When we lived in Alaska, I used to listen to Tom Bodett tell stories on the radio. Now I listen to his stories via audiobook – especially since he’s the one reading them! There really isn’t anything like Tom Bodett telling a story! For those not familiar with Bodett – he’s the voice on Motel 6 advertisements – “We’ll leave the light on for ya.” I highly recommend reading or listening to his stories. In fact, a book from him, such as As Far As You Can Go Without a Passport or The End of the Road, would make an excellent read aloud or mentor text because it’s composed of short stories. (**Note to self!**)

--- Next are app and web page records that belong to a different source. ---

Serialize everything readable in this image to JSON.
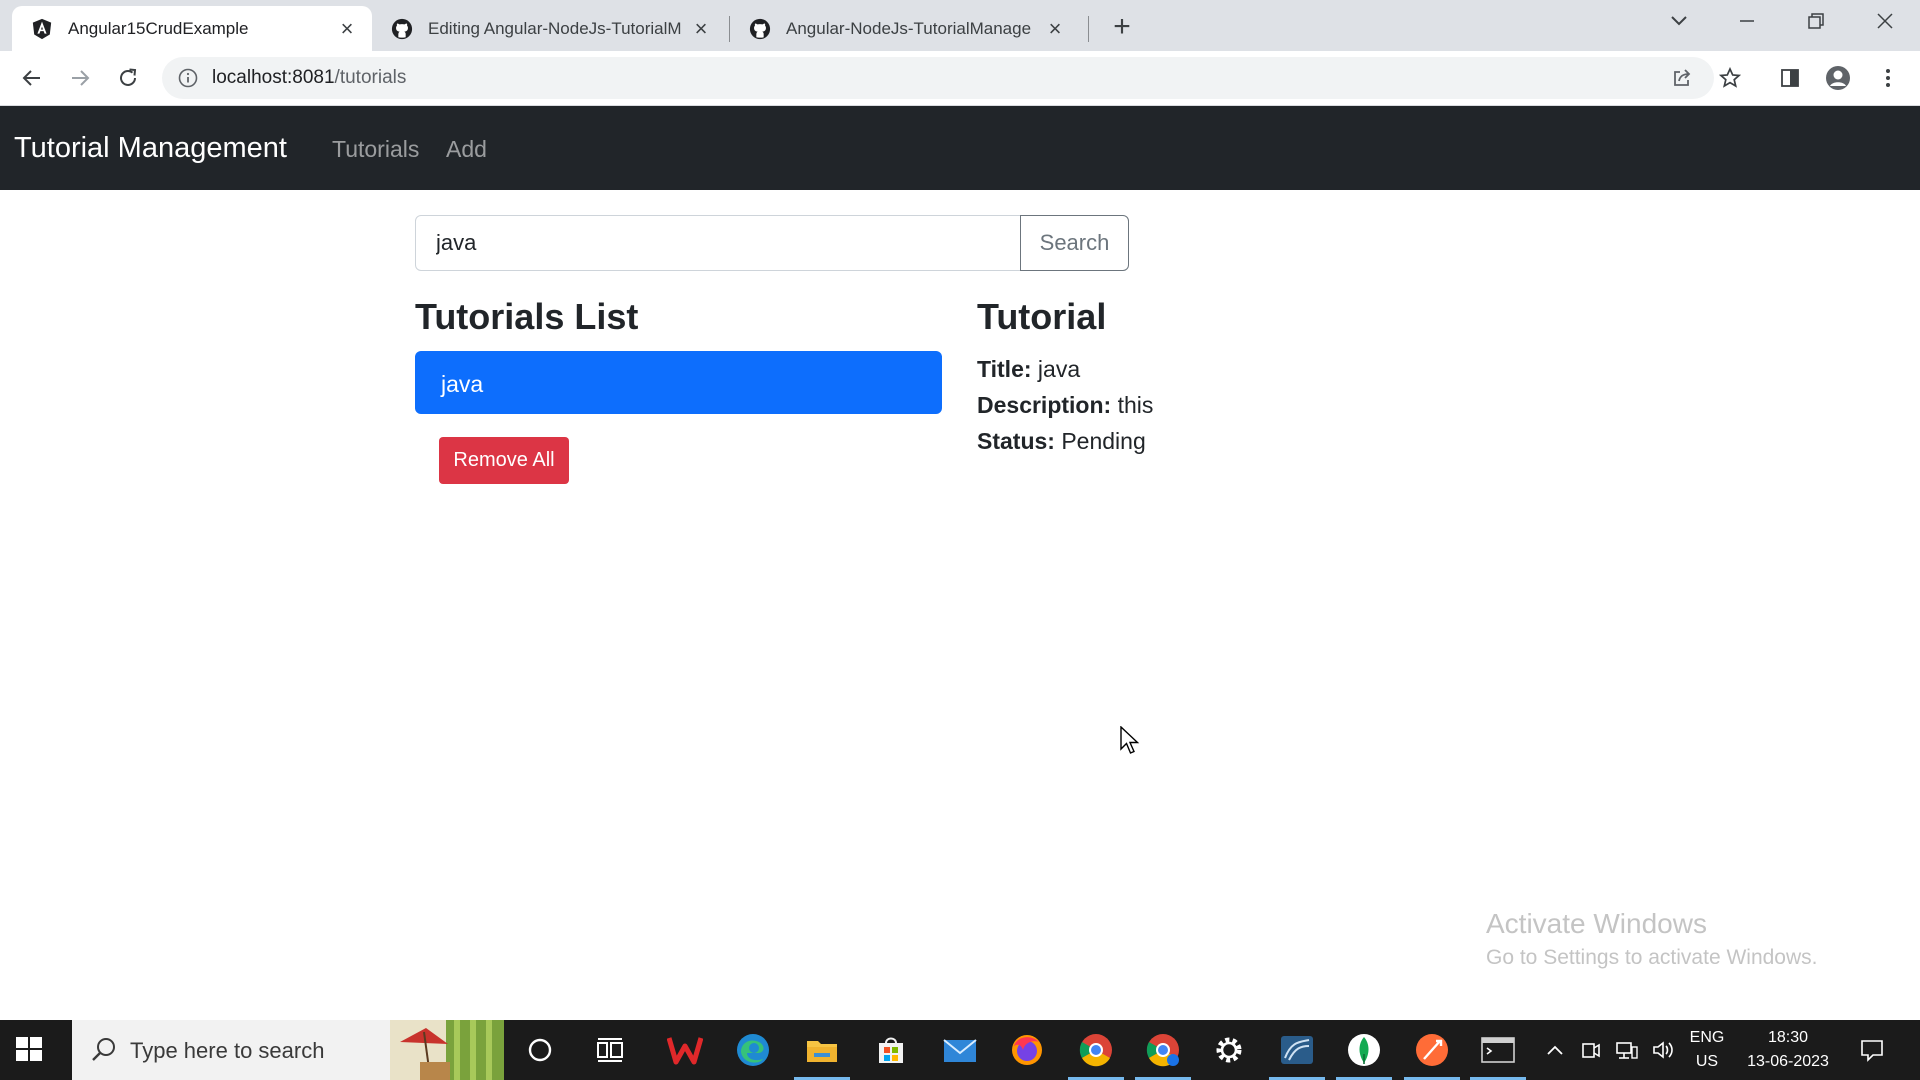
{
  "browser": {
    "tabs": [
      {
        "title": "Angular15CrudExample",
        "favicon": "angular-icon",
        "active": true
      },
      {
        "title": "Editing Angular-NodeJs-TutorialM",
        "favicon": "github-icon",
        "active": false
      },
      {
        "title": "Angular-NodeJs-TutorialManage",
        "favicon": "github-icon",
        "active": false
      }
    ],
    "url_host": "localhost:8081",
    "url_path": "/tutorials"
  },
  "navbar": {
    "brand": "Tutorial Management",
    "links": [
      "Tutorials",
      "Add"
    ]
  },
  "search": {
    "value": "java",
    "button_label": "Search"
  },
  "list": {
    "heading": "Tutorials List",
    "items": [
      "java"
    ],
    "remove_all_label": "Remove All"
  },
  "detail": {
    "heading": "Tutorial",
    "title_label": "Title:",
    "title_value": "java",
    "description_label": "Description:",
    "description_value": "this",
    "status_label": "Status:",
    "status_value": "Pending"
  },
  "watermark": {
    "line1": "Activate Windows",
    "line2": "Go to Settings to activate Windows."
  },
  "taskbar": {
    "search_placeholder": "Type here to search",
    "lang_line1": "ENG",
    "lang_line2": "US",
    "time": "18:30",
    "date": "13-06-2023"
  },
  "colors": {
    "navbar_bg": "#212529",
    "primary": "#0d6efd",
    "danger": "#dc3545",
    "secondary": "#6c757d"
  }
}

All of that to say that audio books or podcasts would make excellent additions to an English or Language Arts class because they are fun to listen to, they activate previous knowledge, stimulate discussion and can be used to introduce a topic! We don’t want student creativity to be limited but to expand using stories, podcasts or videos that we share with them, so use it as a “jumping off point” and turn the students loose! Writing projects will require collaboration of teams, analysis and research of the subject, and creative thinking skills,…plus it is fun!
I was surprised by how easily it seemed the videos could be used in class because they are only 3-7 minutes long, and can be tailored to subject and age appropriateness. These videos would be great springboards for a lesson! I think students could relate and would be inclined to respond to them in small groups or open classroom discussion. However, I was not really excited by the single picture videos. Some of my favorite videos included:
1. Monster Mash – This video explores the psychology of how scary stories are taught in school and why children fear them at home.
2. Frankenstein – Engines of Our Ingenuity
3. Macbeth – This video reminds us of how Shakespeare’ Macbeth explores the dark forces of the human mind.
4. Wizard of Oz – L. Frank Baum and the social and political allegory of the Wizard of Oz.
5. The Most Dangerous Game – This digital story uses one of Richard Connell’s famous short stories, The Most Dangerous Game to provide ELA teachers with an alternative method for covering stories and testing reading comprehension as well as assessing whether students are developing a clear understanding of how literary elements are used in stories.
I can certainly envision using these videos in class. My only question now is, how am I going to remember all this cool stuff to share with my students??